Just when it seemed mortgage rates had nowhere to go but up, they’ve fallen again and are now the lowest since mid-February, a long-running survey shows.
This is a welcome development for price-shocked house shoppers who are still able to lock in a sub-3% mortgage rate. It also gives homeowners more time to potentially save thousands with a cost-cutting refinance.
But if the economy’s comeback from COVID starts looking more solid, rates could reverse their downward trend by the end of the summer, some experts say.
The average rate on a 30-year fixed-rate mortgage slid last week to 2.90%, the lowest in nearly five months, mortgage giant Freddie Mac reported on Thursday. That’s down from the previous week’s mark of 2.98%. A year ago, the 30-year fixed was averaging 3.03%.
While rates are above January’s record low of 2.65%, they’re still lower than at any time before the COVID-19 pandemic. But with the economy reopening and inflation starting to warm up, analysts say it’s unlikely rates will fall much below their current level — if at all.
“We expect economic growth to gradually drive interest rates higher, but homebuyers and refinance borrowers still have an opportunity to take advantage of 30-year rates that are expected to continue to hover around 3%,” says Sam Khater, Freddie Mac’s chief economist.
Still, concerns about the fast-spreading Delta variant of COVID-19 are shaking confidence in the economy. Investors are rethinking their once-optimistic economic forecasts, says Matthew Speakman, an economist for Zillow.
“While longer-term changes in rates are likely to be to the upside, the shift in the market’s outlook suggests that rates have little reason to move sharply higher anytime soon,” Speakman says.
Rates on 15-year mortgages — a popular choice for refinance loans — also fell last week, according to Freddie Mac’s survey.
The average was 2.20%, down from 2.26% a week earlier. At this time a year ago, interest rates on 15-year loans were averaging a steeper 2.51%.
Aside from refinancing, 15-year mortgages can make sense for a borrower who is able to make higher monthly payments. The reward is much lower lifetime interest costs.
5/1 adjustable-rate mortgages
Rates on 5/1 adjustable-rate mortgages (ARMs) fell just slightly last week to 2.52%, on average, from 2.54% the previous week.

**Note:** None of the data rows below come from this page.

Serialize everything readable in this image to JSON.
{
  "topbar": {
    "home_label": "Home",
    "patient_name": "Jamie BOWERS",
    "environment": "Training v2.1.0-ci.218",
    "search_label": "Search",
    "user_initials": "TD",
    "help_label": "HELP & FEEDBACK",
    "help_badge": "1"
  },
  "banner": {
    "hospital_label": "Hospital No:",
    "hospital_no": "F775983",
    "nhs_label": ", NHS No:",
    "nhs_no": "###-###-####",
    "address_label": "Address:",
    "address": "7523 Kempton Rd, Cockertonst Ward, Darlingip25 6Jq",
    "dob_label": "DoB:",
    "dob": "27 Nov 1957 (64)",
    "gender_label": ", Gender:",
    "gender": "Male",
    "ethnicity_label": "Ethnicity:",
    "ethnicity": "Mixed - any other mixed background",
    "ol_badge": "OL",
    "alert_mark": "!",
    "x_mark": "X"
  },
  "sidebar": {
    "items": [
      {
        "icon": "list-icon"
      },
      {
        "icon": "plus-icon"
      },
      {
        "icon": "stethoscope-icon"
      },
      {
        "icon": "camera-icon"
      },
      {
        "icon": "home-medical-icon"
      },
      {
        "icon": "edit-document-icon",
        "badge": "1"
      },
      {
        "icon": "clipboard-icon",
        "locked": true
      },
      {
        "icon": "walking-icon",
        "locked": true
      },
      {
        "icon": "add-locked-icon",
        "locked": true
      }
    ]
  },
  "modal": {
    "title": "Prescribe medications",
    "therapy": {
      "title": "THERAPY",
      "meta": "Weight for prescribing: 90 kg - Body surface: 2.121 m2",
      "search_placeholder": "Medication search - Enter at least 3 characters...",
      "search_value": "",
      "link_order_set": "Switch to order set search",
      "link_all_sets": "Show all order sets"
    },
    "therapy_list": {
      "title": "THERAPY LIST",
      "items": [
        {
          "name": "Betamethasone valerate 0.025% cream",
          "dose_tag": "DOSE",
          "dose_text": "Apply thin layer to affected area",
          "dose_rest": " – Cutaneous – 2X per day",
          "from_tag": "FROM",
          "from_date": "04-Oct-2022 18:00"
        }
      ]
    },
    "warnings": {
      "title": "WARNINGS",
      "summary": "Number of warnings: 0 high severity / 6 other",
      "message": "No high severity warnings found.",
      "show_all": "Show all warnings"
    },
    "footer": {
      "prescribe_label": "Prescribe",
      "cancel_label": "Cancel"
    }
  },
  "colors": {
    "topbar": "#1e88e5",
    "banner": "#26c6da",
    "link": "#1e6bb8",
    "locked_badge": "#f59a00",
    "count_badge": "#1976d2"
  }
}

A year ago, rates on 5/1 ARMs were averaging 3.02%.
These loans initially tend to come with lower interest rates than their 30-year fixed-rate counterparts, and that’s in exchange for the risk borrowers take on.
With 5/1 ARMs, you pay a fixed rate of interest for the first five years, then the rate “adjusts” each (one) year. Your mortgage rate could fall, resulting in savings, or it could go up, costing you more.
A homeowner with an adjustable-rate loan will often refinance into a stable fixed-rate mortgage when the introductory period on an ARM ends.
Why rates continue to drop
Mortgage rates tend to follow the direction of U.S. Treasury bond yields, the interest rates the government pays investors. Rates went down last week as Treasury yields slid to five-month lows following news of rising unemployment and other signs the economy’s recovery from the pandemic could be stalling.
Minutes released last week from the Federal Reserve’s late June meeting also had an impact on mortgage rates, says Danielle Hale, chief economist at Realtor.com. The notes indicated the central bank plans to be more patient with future interest rate hikes and other measures that would put upward pressure on borrowing costs.
“In other words, rates slipped as investors realized that the last Fed discussion may not have been as hawkish as was originally believed,” Hale says.
Rates are expected to stay around the 3% mark until at least August, she says, which is the earliest the Fed is likely to provide a timeline for scaling back its purchases of mortgage-backed securities. That buying has helped keep mortgage rates down.
Mortgage rates remain attractive for buyers, homeowners
Though a tight housing market is making it tough for homebuyers to find houses and take advantage of low mortgage rates, some 14 million homeowners still have the potential to save an average $287 a month by refinancing, the mortgage technology and data provider Black Knight has said.
If you’re considering a refi, get a free look at your credit score and see if it could use a boost. The most desirable mortgage rates are generally offered to homeowners with scores between 720 and 850. That range suggests you’ve demonstrated responsible credit use.
If your credit’s in good shape, shop around for the best loan. Studies from Freddie Mac and others have found that comparing at least five mortgage offers can result in thousands of dollars in savings over time.
When you apply for a mortgage, lenders will want to see that your cash flow is steady enough that you’ll be able to afford your monthly payments. If you already have a bunch of high-interest debts, consider rolling those balances into a single, lower-interest debt consolidation loan.
If it turns out you won’t be able to swing a refi, you have other ways to cut the costs of homeownership. When you renew your homeowners insurance, get quotes from multiple insurers and compare them. You might just find you’re paying more than you should.